Photo by Greg Mooney
Playwright Will Power wonders, “This time that we live in right now has really made me think about big questions of virtue and evil, selfishness and selflessness. Who are we at core as human beings? Are we good at core, or are we bad at core?” While he may personally have an answer to these questions in mind, Power’s Seize the King leaves that door completely open.
“Of course it’s easy for us to say a man’s nature and woman’s nature is good at core,” the playwright says. “But there is so much evidence that has challenged that over the years. So I really want to dive into that and keep that an open question right now. Let’s just not assume that’s the easy answer.”
Power explores these questions through the lens of Richard III, one of the most corrupt protagonists in Shakespeare’s canon. Chasing power by any means necessary, this is a political leader who manipulates and murders on his climb to the throne without batting an eye. He is evil personified. He’s the seemingly caricatured type of leader whom the audience can easily say we would never support. But what if he were on our side? That’s the meat of Power’s exploration in adapting Richard III.
Power suggests the scenario in which a potential leader with clear means to enact positive change has an objectively despicable past. “Would you say, ‘Well, he is evil, but I’m going to put it aside because he’s going to help save the Earth’? Or would you say, ‘You know what, I love all the policies, but he is too corrupt. I can’t vote for someone like that’?”
It’s not easy material to wrestle with. But like many well-constructed plays, it asks the audience to face their true priorities.
“I ask about power and limits. Are there limits to what we would do? What are you willing to do to get what you want? The other question I ask is, ‘Do the ends justify the means?’ [The play] also talks about insecurity.
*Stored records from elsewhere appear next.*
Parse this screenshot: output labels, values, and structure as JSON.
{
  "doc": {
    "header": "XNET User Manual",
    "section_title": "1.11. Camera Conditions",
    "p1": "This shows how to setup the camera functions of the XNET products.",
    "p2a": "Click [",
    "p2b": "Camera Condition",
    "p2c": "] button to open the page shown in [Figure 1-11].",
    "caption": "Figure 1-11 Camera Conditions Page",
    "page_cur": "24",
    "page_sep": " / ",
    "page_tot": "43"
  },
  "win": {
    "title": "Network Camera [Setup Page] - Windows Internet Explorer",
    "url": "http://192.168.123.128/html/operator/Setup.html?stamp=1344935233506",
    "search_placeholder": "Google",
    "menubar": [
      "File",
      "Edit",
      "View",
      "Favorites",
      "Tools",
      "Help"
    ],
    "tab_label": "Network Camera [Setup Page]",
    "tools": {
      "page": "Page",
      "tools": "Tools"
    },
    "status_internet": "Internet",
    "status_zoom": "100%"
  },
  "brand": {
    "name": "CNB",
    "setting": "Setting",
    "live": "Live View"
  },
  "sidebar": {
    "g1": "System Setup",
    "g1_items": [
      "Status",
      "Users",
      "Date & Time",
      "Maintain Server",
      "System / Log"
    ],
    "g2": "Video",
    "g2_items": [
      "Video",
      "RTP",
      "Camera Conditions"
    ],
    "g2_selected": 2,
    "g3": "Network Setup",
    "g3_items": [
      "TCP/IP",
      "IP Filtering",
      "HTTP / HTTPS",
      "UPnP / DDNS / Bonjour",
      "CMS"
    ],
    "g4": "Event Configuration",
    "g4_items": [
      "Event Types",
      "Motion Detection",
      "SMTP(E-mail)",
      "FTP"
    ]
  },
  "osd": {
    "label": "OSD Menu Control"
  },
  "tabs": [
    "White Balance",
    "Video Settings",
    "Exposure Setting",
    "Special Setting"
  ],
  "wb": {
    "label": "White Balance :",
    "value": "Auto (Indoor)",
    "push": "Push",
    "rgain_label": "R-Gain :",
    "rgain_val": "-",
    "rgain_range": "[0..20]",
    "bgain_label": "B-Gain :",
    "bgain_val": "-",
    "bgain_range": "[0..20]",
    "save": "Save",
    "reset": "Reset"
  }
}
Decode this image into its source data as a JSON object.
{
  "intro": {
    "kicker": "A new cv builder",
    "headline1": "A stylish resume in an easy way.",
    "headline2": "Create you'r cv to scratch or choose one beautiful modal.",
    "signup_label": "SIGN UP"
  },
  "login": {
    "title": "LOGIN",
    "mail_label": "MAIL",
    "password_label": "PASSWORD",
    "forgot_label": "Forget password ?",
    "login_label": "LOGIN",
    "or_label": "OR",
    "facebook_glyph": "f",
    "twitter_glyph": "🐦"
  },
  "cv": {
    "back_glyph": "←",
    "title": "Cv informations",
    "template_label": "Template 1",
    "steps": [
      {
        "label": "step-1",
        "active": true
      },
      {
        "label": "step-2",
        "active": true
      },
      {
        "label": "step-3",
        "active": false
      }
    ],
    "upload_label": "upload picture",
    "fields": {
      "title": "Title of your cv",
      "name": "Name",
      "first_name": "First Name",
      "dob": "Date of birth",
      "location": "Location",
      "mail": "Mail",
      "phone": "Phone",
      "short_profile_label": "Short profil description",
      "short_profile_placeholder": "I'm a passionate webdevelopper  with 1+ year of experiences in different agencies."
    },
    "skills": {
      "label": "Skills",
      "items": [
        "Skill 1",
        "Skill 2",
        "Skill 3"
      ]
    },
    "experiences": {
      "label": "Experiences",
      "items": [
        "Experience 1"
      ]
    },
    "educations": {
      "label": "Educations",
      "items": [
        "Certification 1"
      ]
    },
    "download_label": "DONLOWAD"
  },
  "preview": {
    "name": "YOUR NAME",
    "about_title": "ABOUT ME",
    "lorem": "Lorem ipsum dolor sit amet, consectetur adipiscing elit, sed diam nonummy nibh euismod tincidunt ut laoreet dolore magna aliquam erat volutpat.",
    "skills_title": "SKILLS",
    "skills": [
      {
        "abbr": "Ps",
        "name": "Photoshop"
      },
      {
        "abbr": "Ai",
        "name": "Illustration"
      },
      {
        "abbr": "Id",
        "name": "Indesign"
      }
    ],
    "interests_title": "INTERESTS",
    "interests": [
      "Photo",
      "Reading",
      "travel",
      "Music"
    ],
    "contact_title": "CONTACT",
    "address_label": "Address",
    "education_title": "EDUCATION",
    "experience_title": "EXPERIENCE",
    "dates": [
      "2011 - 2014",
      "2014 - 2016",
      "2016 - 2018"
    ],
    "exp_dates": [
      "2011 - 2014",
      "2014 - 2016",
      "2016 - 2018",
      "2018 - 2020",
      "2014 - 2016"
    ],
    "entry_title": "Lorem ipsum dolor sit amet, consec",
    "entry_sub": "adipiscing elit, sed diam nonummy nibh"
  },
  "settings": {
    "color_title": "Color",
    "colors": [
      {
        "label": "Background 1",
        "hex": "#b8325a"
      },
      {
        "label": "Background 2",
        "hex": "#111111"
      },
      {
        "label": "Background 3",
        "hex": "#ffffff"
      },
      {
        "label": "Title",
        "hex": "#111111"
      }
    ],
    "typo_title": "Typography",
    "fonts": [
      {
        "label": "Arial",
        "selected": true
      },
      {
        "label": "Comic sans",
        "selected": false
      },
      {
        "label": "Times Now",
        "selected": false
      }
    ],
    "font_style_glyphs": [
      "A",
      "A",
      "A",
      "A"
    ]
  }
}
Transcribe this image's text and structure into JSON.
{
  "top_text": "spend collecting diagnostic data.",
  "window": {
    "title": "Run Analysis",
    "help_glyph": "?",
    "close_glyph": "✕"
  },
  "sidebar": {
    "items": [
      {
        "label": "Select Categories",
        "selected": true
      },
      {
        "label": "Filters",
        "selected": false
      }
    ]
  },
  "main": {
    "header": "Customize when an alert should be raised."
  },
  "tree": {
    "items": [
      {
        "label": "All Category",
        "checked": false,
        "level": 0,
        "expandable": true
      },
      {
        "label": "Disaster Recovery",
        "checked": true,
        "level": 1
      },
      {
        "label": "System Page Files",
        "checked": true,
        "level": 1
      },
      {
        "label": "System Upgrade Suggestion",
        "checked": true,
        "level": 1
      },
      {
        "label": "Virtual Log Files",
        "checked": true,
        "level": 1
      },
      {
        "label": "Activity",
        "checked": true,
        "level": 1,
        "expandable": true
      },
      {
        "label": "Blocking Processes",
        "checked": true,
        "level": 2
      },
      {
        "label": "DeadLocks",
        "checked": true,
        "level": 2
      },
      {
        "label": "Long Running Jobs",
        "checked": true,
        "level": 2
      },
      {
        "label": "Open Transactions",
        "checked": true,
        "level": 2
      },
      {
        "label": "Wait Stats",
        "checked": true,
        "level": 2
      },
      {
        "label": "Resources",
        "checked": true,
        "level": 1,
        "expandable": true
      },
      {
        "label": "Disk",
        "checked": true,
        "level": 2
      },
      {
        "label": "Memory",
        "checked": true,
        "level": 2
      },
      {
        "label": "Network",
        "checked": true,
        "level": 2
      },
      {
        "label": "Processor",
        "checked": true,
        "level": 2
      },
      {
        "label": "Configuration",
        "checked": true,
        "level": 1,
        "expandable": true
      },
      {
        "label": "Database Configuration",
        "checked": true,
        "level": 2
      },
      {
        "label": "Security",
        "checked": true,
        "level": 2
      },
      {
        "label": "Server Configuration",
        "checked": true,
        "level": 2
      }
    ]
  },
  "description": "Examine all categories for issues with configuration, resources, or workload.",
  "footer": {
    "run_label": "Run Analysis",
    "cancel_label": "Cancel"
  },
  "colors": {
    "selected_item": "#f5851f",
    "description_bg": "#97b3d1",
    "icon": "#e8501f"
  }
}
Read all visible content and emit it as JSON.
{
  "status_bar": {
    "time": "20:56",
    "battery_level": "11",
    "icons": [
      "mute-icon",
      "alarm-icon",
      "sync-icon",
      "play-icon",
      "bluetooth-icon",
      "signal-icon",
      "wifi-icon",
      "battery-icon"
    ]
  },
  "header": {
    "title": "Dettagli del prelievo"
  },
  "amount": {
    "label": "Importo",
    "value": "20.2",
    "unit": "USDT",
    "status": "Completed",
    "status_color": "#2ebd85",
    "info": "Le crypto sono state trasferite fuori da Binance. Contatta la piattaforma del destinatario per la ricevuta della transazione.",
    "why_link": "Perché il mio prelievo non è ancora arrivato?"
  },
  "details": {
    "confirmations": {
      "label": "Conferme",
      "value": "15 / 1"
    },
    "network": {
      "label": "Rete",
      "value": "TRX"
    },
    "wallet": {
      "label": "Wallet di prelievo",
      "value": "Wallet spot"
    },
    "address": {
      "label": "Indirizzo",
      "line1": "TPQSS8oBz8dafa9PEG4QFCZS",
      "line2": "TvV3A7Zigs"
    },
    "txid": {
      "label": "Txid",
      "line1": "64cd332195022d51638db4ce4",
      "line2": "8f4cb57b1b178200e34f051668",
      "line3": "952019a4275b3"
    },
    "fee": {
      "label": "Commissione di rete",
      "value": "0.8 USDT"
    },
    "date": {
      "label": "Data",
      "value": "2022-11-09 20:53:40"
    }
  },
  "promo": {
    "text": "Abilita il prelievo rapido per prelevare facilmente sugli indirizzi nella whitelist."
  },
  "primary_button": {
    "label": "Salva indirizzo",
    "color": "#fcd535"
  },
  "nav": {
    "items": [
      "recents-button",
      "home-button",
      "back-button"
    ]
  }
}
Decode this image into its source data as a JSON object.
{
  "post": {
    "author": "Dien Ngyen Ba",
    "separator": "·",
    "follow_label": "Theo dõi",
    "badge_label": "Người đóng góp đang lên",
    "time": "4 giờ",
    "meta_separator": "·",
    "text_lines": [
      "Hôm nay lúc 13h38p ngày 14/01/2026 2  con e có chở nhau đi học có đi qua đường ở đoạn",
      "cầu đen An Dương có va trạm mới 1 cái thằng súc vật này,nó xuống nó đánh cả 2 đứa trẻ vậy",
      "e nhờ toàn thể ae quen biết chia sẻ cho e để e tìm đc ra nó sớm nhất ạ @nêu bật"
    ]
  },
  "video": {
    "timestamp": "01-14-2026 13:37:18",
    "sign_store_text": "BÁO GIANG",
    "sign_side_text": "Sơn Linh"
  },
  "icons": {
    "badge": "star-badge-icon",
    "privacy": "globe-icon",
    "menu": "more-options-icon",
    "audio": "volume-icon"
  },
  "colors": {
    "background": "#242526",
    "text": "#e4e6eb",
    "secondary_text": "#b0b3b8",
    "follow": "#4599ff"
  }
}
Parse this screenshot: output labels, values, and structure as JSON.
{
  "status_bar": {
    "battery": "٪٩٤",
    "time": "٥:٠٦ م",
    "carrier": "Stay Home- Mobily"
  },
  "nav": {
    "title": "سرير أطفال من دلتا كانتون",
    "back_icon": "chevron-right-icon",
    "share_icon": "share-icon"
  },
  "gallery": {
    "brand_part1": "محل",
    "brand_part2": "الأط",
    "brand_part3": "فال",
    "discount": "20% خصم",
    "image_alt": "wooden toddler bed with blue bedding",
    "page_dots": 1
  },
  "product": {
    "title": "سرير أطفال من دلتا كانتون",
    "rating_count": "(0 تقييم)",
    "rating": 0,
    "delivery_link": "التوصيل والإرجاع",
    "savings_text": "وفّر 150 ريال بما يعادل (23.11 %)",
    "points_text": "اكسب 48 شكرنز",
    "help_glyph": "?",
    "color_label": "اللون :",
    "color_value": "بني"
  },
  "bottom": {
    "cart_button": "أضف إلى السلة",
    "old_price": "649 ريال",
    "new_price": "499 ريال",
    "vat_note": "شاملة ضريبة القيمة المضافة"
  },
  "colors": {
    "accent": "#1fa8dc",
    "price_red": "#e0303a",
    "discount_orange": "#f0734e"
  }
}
It talks about how people push out for power when they’re insecure, to try to overcompensate for something.”
The piece might have some easily-traced modern political parallels, but Power wants to leave it up for interpretation and let each patron get something different out of it. He insures this is through dialogue that can’t be tied to a specific time period, reflecting the timelessness of human nature.
“These energies of evil and of pure hatred have existed for a long time. And these energies of good and empathy have existed for a long time. I really want to explore this lust for power, manipulation, politics, and strategy.” He explains that this piece feels simultaneously timeless and timely for its questions of good and evil and its challenge to patrons regarding the future. “I thought this would be a perfect play to adapt for today. And so, I’m asking, ‘Where are we now, and what are we going to do now?’”
Why challenge audiences with an adaptation of Richard III, which may be hallowed theatre ground? Power admits that asking modern American audiences to examine themselves as our country prepares for a presidential election might not be very effective if done too directly.
“The idea is that the audience should see themselves in the characters, and they should see their times in that time,” Power says. “And so we have definitely been conscious about making those connections through the dialogue with the conflicts and the situations in the scenes. But the other thing is, because it’s an older story, sometimes you have a little bit of distance and actually sometimes you can reach people in a way. If I can deal with the same issues that we’re wrestling with today, but I can do it through Richard III, the audience might actually be a little bit more open to what I’m saying. You know what I mean? So it kinda helps people let their guard down a little bit.”
Writing this piece has felt urgent to the 39-year-old, who sees this as his time to get serious about leaving his mark on the theatre community.
“I’m definitely in my middle age right now. So I feel like this is, in a lot of ways, my time,” Power says, already with multiple awards under his belt including a Lucille Lortel Award. “I really need to try to have as much impact as I can, as an artist and as a human being right now. So this is part of my contribution to try to spark this conversation.”